User Experiments with the algorithm
Although the intention of salience algorithmic selection was not to result in racial bias, the fact remains that this biased algorithm is (currently) available to observe, engage with, and manipulate. Users have provided not only further examples of bias, but are intentionally attempting to manipulate the result of this bias.
Algorithm vs. User-Manipulated Image
Even when presented with a visually disturbing face-on-another-face the algorithm will sooner preview white-body-with-black-face over the unaltered black person’s image. Although the intention of the salience algorithm is not to enact racial bias, the reality of this preview and the perception of such as fact by the end-user is vital to the feedback loop of updating future twitter algorithms.
Algorithm vs. @DistortBot
To move back to the @bascule tweet for a moment, with the example of two images of Michael Jackson, Twitter chose to preview the lighter-skinned photograph. Twitter user @maranguigo then replied to the tweet tagging @DistortBot (DistortBot is an automatic twitter bot that “distorts” images when tagged and posts them as a reply).
Even through intense image distortion to remove recognizable traces of human in the image, the salience algorithm will still preview the area that previously was a lighter-skinned face.
This isn’t new: what now?
Racial bias in technology and specifically in AI technologies has been a cause for concern for users, developers, and academics for eons of technology and media developments. With documented examples of technology-evolution-enabled racial bias seen in: photography & film (1, 2), automatic soap dispensers, and facial recognition (to begin a long list). Historically racial bias in the furthering of technology has been inadvertently enacted, noticed, resolved, and intentionally implemented. Is it the obligation of the individual to view the result on their screen with a critical lens and to hold platforms and institutions to account? Twitter may have been aware of the racial bias in the image preview, but without user outcry would there be acknowledgement and promises of rectification?
Moving forward with examining this specific issue on Twitter, user @vinayprabhu has performed an initial experiment to analyse the result of this user-perceived bias. They have also developed @cropping_bias in order to “run the complete experiment”, which would be analysis of all images posted on Twitter with documentation of the result of salience-based algorithmic cropping.

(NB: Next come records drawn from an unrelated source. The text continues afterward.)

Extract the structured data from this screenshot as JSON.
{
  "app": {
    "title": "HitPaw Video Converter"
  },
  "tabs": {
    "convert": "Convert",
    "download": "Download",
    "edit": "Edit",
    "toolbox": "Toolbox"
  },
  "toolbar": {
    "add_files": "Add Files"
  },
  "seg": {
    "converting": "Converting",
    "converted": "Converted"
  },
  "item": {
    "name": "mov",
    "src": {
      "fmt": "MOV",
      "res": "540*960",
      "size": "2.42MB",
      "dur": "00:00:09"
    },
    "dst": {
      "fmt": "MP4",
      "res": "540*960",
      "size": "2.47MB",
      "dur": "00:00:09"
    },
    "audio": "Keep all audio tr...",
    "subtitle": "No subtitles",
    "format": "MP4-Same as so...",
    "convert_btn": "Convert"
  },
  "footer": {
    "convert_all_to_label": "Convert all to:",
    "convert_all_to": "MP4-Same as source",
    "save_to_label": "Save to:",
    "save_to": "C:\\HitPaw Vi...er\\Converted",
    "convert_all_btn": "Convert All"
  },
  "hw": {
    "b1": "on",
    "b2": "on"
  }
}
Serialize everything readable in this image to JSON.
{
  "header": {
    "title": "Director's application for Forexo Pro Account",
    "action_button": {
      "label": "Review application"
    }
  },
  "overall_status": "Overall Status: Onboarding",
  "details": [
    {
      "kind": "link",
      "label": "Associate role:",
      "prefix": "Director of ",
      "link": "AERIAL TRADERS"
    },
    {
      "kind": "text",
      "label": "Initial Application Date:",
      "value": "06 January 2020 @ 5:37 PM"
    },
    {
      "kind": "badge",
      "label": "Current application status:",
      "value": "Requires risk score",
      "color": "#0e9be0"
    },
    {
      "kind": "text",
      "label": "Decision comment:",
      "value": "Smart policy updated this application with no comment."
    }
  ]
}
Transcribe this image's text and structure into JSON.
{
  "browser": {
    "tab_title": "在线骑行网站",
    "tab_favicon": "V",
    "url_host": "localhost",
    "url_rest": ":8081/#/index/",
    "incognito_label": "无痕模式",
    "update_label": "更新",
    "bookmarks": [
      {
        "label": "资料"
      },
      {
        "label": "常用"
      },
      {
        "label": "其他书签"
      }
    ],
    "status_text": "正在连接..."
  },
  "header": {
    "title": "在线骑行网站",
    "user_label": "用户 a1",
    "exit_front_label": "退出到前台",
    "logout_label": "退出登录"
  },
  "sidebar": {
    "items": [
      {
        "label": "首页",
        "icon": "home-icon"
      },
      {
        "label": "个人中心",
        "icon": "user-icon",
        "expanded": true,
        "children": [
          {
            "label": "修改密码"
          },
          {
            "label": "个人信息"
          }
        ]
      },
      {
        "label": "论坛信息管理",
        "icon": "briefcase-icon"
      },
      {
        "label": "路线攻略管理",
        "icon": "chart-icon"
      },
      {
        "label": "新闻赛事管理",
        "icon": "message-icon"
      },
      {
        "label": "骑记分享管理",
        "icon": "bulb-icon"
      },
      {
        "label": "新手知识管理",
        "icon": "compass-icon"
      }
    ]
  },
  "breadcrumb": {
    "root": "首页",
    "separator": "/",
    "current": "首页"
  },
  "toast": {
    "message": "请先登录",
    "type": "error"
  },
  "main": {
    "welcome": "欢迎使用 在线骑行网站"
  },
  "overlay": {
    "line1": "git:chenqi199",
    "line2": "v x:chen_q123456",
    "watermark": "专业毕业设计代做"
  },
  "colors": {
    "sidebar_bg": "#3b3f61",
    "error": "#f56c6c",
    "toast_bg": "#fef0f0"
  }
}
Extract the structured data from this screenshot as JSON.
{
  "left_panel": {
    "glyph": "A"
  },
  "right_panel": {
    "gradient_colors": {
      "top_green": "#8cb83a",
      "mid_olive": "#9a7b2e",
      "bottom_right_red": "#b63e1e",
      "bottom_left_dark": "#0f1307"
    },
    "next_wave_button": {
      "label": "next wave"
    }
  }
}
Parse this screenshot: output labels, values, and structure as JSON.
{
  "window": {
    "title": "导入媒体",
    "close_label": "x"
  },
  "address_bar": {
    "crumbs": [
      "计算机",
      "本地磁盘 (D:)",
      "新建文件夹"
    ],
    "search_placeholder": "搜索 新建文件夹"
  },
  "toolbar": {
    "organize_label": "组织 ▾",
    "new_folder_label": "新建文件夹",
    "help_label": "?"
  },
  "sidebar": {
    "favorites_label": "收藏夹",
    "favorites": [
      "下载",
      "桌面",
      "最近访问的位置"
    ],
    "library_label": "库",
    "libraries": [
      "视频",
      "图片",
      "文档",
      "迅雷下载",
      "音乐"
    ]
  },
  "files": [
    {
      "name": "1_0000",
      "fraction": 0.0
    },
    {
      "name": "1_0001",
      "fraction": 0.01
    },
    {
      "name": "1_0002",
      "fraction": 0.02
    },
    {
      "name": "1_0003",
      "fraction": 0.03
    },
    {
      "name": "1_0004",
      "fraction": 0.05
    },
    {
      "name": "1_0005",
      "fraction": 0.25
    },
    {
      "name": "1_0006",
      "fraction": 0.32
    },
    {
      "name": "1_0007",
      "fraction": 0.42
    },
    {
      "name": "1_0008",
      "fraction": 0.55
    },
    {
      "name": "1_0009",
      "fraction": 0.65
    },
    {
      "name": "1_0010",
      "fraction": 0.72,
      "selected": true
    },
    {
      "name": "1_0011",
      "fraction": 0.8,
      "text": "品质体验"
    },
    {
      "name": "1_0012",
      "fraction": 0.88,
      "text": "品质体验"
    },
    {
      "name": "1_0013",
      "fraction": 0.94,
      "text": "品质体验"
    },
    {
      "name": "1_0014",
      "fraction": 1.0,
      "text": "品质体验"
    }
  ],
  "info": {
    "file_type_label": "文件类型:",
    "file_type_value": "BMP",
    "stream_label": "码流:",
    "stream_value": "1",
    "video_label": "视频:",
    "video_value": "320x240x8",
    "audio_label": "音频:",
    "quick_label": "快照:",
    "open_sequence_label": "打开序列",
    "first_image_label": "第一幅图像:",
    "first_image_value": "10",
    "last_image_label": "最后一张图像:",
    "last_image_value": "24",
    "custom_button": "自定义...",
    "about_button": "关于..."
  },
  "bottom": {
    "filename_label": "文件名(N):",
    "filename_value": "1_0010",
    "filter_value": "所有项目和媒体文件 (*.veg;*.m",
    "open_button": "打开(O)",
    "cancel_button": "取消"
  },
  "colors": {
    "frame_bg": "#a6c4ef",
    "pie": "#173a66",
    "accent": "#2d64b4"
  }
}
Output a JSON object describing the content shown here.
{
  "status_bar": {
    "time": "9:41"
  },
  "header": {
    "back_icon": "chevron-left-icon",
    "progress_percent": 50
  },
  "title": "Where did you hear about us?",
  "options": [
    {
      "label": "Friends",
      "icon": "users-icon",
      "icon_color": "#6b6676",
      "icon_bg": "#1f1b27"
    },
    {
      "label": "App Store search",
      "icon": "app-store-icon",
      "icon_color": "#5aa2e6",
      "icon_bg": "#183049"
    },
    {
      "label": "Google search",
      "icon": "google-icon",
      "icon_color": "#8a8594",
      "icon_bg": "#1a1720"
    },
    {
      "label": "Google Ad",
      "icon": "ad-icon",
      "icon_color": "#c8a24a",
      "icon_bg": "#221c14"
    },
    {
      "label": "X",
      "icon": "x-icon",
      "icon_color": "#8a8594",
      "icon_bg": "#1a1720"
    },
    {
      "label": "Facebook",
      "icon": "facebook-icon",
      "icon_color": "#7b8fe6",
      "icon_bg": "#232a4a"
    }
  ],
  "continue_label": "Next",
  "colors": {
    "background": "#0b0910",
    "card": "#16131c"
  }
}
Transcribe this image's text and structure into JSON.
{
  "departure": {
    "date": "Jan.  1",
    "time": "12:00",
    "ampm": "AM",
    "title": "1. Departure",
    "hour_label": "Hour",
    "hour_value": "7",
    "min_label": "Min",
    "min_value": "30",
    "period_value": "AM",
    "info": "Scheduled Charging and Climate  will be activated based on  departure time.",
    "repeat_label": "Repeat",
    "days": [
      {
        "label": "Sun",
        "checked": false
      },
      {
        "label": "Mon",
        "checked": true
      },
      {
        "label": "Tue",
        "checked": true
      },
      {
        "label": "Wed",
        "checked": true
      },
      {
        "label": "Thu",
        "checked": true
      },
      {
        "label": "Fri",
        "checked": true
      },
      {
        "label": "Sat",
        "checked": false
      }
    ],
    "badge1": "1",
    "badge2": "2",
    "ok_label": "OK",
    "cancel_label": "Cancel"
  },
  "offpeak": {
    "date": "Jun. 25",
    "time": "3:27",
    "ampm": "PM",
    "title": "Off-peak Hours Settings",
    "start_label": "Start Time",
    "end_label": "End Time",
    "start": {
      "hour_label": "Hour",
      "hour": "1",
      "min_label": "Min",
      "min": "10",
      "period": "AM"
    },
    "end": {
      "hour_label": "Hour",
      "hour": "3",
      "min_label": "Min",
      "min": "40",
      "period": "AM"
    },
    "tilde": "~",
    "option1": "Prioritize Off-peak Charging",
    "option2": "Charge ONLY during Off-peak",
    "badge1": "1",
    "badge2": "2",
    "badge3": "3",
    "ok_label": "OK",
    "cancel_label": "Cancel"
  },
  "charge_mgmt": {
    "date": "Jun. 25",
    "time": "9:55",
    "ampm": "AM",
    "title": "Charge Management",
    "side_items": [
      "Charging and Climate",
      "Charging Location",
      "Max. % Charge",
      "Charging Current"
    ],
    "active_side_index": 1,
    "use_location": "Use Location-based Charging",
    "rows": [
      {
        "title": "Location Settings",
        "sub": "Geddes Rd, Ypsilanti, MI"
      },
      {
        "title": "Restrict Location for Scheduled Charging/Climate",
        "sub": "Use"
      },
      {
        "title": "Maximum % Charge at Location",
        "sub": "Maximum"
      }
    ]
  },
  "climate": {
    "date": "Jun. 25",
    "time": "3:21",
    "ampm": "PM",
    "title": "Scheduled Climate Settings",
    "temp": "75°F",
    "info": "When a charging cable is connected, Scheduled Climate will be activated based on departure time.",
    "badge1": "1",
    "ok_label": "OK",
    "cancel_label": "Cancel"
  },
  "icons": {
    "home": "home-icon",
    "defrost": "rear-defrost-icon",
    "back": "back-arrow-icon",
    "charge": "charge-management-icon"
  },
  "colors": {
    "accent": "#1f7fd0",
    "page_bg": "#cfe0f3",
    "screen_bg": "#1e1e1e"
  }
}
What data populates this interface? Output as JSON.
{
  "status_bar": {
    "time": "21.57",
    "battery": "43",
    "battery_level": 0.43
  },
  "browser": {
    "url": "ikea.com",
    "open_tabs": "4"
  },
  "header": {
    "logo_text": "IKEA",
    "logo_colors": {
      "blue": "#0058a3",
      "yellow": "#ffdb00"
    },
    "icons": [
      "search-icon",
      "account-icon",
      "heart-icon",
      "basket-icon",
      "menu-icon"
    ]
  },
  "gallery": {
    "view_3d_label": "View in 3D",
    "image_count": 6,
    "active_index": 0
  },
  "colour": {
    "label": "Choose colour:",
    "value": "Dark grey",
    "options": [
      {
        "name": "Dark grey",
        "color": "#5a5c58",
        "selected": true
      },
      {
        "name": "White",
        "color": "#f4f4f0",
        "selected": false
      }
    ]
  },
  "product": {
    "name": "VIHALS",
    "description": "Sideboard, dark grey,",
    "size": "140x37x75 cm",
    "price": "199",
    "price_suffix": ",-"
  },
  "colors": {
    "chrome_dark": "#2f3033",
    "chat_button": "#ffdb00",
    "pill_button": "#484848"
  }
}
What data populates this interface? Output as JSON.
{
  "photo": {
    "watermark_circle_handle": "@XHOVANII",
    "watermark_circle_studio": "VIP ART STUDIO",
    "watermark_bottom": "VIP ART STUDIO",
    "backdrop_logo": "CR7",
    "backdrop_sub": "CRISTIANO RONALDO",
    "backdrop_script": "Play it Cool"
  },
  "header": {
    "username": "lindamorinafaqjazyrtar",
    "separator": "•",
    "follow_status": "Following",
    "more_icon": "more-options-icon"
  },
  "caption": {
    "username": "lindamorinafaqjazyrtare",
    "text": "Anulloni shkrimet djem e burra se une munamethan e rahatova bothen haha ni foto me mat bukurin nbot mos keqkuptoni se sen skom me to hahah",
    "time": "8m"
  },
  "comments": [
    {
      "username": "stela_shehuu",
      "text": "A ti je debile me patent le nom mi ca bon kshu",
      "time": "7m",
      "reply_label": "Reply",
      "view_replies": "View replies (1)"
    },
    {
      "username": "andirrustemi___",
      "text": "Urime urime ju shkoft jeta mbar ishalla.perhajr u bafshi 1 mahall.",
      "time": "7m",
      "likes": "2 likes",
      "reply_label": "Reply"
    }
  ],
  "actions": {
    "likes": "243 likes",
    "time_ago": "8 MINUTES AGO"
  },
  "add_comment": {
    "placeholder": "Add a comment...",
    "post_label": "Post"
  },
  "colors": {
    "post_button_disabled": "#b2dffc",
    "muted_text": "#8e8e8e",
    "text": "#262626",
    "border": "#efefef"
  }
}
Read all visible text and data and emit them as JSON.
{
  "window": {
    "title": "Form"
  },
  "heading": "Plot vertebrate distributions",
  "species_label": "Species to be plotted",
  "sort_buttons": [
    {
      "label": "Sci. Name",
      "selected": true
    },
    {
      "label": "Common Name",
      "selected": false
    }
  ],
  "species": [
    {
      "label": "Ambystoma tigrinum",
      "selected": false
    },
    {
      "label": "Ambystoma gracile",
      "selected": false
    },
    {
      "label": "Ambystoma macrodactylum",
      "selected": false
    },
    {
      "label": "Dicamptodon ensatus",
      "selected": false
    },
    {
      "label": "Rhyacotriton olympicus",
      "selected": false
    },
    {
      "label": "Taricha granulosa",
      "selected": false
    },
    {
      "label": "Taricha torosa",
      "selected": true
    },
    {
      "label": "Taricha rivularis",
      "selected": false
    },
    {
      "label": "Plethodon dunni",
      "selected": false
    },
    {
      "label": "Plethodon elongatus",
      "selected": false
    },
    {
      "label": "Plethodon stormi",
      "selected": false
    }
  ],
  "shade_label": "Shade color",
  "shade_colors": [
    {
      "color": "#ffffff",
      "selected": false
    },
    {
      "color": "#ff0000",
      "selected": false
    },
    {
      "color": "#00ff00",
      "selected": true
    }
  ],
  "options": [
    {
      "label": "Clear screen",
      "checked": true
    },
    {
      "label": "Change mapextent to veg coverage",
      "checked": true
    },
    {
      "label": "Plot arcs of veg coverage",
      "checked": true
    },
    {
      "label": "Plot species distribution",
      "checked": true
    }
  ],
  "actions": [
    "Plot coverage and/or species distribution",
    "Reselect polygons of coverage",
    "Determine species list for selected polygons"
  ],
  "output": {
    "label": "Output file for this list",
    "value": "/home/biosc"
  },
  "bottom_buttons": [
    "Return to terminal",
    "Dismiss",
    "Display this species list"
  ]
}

As of time of writing the @cropping_bias account is awaiting approval of Developers Credentials from Twitter.
Ardizzone, Edoardo, et al. “Saliency Based Image Cropping.” Lecture Notes in Computer Science, www.academia.edu/35825403/Saliency_based_image_cropping.
“Introduction: Digital Media and Social Theory.” Media, Society, World: Social Theory and Digital Media Practice, by Nick Couldry, Polity, 2013, pp. 1–28.
Lewis, Sarah. “The Racial Bias Built Into Photography.” The New York Times, The New York Times, 25 Apr. 2019, www.nytimes.com/2019/04/25/lens/sarah-lewis-racial-bias-photography.html.
Mehta, Ivan. “Why Twitters Image Cropping Algorithm Appears to Have White Bias.” The Next Web, 21 Sept. 2020, thenextweb.com/neural/2020/09/21/why-twitters-image-cropping-algorithm-appears-to-have-white-bias/.
Simonite, Tom. “The Best Algorithms Still Struggle to Recognize Black Faces.” Wired, Conde Nast, 22 July 2019, www.wired.com/story/best-algorithms-struggle-recognize-black-faces-equally/.
Theis, Lucas, and Zehan Wang. Speedy Neural Networks for Smart Auto-Cropping of Images. 24 Jan. 2018, blog.twitter.com/engineering/en_us/topics/infrastructure/2018/Smart-Auto-Cropping-of-Images.html.